◆ **Exercise prompt**: Nothing in the data may be altered; the answer is a verbatim copy of it.
[Working data Boundary: Start]
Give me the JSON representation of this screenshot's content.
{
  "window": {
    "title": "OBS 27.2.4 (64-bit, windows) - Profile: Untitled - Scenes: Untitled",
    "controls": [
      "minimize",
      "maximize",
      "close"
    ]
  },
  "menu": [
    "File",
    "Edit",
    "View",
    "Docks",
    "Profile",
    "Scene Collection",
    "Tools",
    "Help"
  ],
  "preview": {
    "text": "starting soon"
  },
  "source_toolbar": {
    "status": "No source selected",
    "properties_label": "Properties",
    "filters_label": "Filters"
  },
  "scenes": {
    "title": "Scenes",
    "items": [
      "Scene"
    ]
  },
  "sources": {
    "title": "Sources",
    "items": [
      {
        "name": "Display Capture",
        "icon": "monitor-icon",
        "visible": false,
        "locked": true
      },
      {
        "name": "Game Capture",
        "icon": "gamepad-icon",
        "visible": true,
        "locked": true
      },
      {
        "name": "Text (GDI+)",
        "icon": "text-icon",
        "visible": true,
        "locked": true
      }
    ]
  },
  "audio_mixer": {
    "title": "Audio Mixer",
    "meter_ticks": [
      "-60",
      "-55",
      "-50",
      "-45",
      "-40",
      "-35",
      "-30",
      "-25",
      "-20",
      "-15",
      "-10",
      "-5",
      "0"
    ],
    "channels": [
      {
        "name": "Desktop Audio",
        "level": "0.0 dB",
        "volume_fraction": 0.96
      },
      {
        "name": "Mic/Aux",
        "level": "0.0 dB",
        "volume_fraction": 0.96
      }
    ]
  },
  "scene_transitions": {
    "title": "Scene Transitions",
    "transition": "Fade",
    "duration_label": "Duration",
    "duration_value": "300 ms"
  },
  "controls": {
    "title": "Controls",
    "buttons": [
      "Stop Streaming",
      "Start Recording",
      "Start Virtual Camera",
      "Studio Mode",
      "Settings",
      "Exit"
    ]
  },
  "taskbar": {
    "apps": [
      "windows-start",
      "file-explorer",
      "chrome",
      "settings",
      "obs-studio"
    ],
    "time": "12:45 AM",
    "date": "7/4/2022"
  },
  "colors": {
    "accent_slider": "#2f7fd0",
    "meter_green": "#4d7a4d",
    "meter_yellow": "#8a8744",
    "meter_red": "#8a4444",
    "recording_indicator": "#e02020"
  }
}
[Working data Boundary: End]
◆ **Exercise solution**:
Give me the JSON representation of this screenshot's content.
{
  "window": {
    "title": "OBS 27.2.4 (64-bit, windows) - Profile: Untitled - Scenes: Untitled",
    "controls": [
      "minimize",
      "maximize",
      "close"
    ]
  },
  "menu": [
    "File",
    "Edit",
    "View",
    "Docks",
    "Profile",
    "Scene Collection",
    "Tools",
    "Help"
  ],
  "preview": {
    "text": "starting soon"
  },
  "source_toolbar": {
    "status": "No source selected",
    "properties_label": "Properties",
    "filters_label": "Filters"
  },
  "scenes": {
    "title": "Scenes",
    "items": [
      "Scene"
    ]
  },
  "sources": {
    "title": "Sources",
    "items": [
      {
        "name": "Display Capture",
        "icon": "monitor-icon",
        "visible": false,
        "locked": true
      },
      {
        "name": "Game Capture",
        "icon": "gamepad-icon",
        "visible": true,
        "locked": true
      },
      {
        "name": "Text (GDI+)",
        "icon": "text-icon",
        "visible": true,
        "locked": true
      }
    ]
  },
  "audio_mixer": {
    "title": "Audio Mixer",
    "meter_ticks": [
      "-60",
      "-55",
      "-50",
      "-45",
      "-40",
      "-35",
      "-30",
      "-25",
      "-20",
      "-15",
      "-10",
      "-5",
      "0"
    ],
    "channels": [
      {
        "name": "Desktop Audio",
        "level": "0.0 dB",
        "volume_fraction": 0.96
      },
      {
        "name": "Mic/Aux",
        "level": "0.0 dB",
        "volume_fraction": 0.96
      }
    ]
  },
  "scene_transitions": {
    "title": "Scene Transitions",
    "transition": "Fade",
    "duration_label": "Duration",
    "duration_value": "300 ms"
  },
  "controls": {
    "title": "Controls",
    "buttons": [
      "Stop Streaming",
      "Start Recording",
      "Start Virtual Camera",
      "Studio Mode",
      "Settings",
      "Exit"
    ]
  },
  "taskbar": {
    "apps": [
      "windows-start",
      "file-explorer",
      "chrome",
      "settings",
      "obs-studio"
    ],
    "time": "12:45 AM",
    "date": "7/4/2022"
  },
  "colors": {
    "accent_slider": "#2f7fd0",
    "meter_green": "#4d7a4d",
    "meter_yellow": "#8a8744",
    "meter_red": "#8a4444",
    "recording_indicator": "#e02020"
  }
}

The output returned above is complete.